When the news finally came out of Baluwatar on Thursday afternoon, it wasn't the breakthrough everyone expected. But it wasn't a breakdown either.
The top-level talks between the Maoists and the seven-party government will continue over the weekend, and both sides appear close to a deal. The stumbling blocks are the same as they were six months ago: the Maoists don't want to disarm completely before a political resolution and the seven parties want them to.
The Maoists are also holding out for a republic and dissolution of parliament, and there are signs of persistent squabbling within the governing alliance. Yet, Girija Prasad Koirala and Pushpa Kamal Dahal seem determined to see a deal. A historic agreement is tantalisingly close and a success would turn both into statesmen that can reap the peace dividend.
In contrast with previous posturing, both sides are surprisingly upbeat. They present a positive front in joint press meets and stress progress rather than obstacles. "We have significantly narrowed down differences after a series of consultations and hopefully we will come up with definite conclusion on Sunday," said Maoist spokesperson Krishna Bahadur Mahara.
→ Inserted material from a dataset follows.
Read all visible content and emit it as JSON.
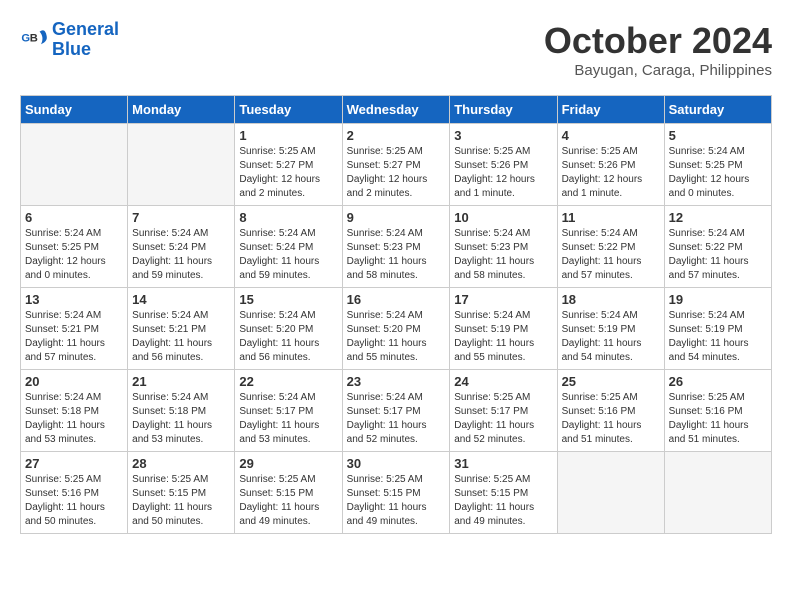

Home Minister Krishna Sitaula also oozed optimism. "The leaders are showing willingness to work for lasting peace and so we need more time," he said.
For internal reasons, the rebels may have to grandstand on erasing the king from the constitution altogether. Then there is the issue of arms management which is of vital importance in the lead up to proposed elections to a constituent assembly in mid-2007. This issue reportedly also came up in Dahal's talk with special UN envoy Ian Martin on Thursday morning.
That election will be intensely polarised over the issue of monarchy, and a weapon-free environment is important to make it free and fair. Those polls will also decide on how to restructure the state and assure proportional representation to remove the roots of future conflict.
But for national and international players there are more specific issues at stake. The political futures of the alliance members hinge on the outcome of the constituent assembly. Even if the Maoist army is interned, its militia could sway voting in many districts. But the rebels could lose control of parts of their militia and could be hit by the repercussions of the militant ethnic groups they've unleashed.
For them, the only safe landing is through elections that will be accepted as legitimate. The international community, including the United Nations and particularly the United States are loath to support elections or an interim government where one party controls a parallel military. Senior members of the UN team are in town, waiting for agreement on the mechanics of the election process and arms management.
The challenge for the Maoists and the government now is to make the final push to breakthrough discussions. It's no surprise there are delays. After ten years of conflict, many talk-watchers say, it would be worrying if agreement came too easily.